If you are aware of changes in the law early on, you may be able to avoid the problems that your rivals may face. Politicians are frequently educated in business, sales, and the law. Thus, a politician may also attest for your farm in the event of a local catastrophe or natural disaster, as well as guide you through the process of obtaining the most out of your insurance, real estate, and other complicated legal processes that may occur.
Step 5: Find A Way To How to Get Farm Funding For Your Cattle Ranch Business
If you already have a golden egg and only need a few thousand dollars to get your farm up and running, agricultural loans and grants are a good option. These are your major alternatives for financing the start-up of your farm.
Grants might be tough to obtain since they frequently require you to fulfill extremely strict requirements. For example, if you demonstrate how you intend to use a portion of your property for solar power generation, you may be eligible for a grant. However, in order to show this, you may need to have purchased the solar equipment. It’s a catch-22 situation for a farmer who needs extra money.
Nonetheless, you should see whether you qualify for any local or federal funds.
Because so few farmers apply, the institutions in charge of distributing funds typically have surplus funding at the end of the year. There are various grants available through the USDA and other non-governmental organizations that may be found on the internet.
Step 6: Finally Getting Started
If you have a strong love of the outdoors and a vision for the farm lifestyle, you’ll be able to operate your own farm or ranch in no time.
While enthusiasm for the task is important, you also need resources (or money) to get started. It’s difficult to start from scratch in any business, but if you have a little amount of cash, land, or imagination, you’ll be up and running in no time. If this seems like something you’re interested in but have little to no experience in, keep reading.
What are the expenses associated with starting a cattle ranch business?
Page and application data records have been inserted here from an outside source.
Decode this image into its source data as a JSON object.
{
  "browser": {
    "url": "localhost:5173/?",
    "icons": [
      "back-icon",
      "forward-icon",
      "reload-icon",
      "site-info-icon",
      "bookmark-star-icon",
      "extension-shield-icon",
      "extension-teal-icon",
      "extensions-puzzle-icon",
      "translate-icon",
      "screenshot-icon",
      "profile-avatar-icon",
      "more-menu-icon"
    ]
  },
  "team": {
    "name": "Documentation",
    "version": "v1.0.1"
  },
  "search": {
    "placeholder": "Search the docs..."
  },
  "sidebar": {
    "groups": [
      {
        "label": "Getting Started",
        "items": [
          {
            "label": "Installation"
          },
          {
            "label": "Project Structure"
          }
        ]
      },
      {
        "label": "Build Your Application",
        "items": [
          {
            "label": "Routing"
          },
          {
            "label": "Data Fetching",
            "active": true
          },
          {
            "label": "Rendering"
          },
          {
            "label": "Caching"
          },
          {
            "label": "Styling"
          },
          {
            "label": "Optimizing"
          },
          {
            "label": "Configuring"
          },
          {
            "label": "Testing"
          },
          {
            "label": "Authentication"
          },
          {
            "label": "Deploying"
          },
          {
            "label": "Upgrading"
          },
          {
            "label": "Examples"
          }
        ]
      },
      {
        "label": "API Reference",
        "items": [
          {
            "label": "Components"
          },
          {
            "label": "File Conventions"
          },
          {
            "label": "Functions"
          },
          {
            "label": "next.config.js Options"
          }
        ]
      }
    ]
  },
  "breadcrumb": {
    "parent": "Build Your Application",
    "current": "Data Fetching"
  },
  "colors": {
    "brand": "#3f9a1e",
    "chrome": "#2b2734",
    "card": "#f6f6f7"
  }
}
While many cattle ranchers have found success on a few acres of land, this industry requires a large initial investment. Thorough research and a well-thought-out company plan are critical to your success. Include the following in your budget when starting a modest cattle ranch:
- Consider your requirements for grazing, pasturing, sufficient vegetation, appropriate climate, and topography.
- Preparing the Land
- Homestead fence – While DIY fencing projects can save a lot of money, they must be done correctly. Use these suggestions to keep your livestock safe and secure.
- Watering troughs
- Tools and equipment – Buy old equipment and do all maintenance and repairs yourself to save money both up front and in the long run.
- The shelter is especially vital if you intend to produce dairy animals.
- The first herd of cattle
- Website Payroll – Several months before the farm is officially open, you will need to employ a team of workers.
- Advertising and marketing
How can a cattle ranch business earn revenue?
Traditionally, a cattle ranch earns money by selling each cow. Most ranch owners provide extra services in order to increase revenues and make the most use of their resources. The details of the goods and services provided are closely related to the quantity of land possessed, geographical location, initial money, and type of cattle farmed.
How much money may you charge your customers?
What you charge clients is determined by a variety of things. Consider your costs, the necessary profit margin, the demands of specific clients, and what the market will bear when calculating your pricing.
How much profit can a cattle ranch business make?
A cattle ranch’s overall profit margins range from 24 to 33 per cent per head of cattle. Profits vary according to the commodity supplied, the size of the ranch, demand, and price.
A cattle ranch is a farm that breeds and produces cattle on land ranging from a few acres to several hundred acres. Livestock can be bred for a variety of uses, including food, commerce, hide, cattle shows/fairs, and milk product production. Allow this article to teach you how to get funding and to start a cattle ranch business from the ground up.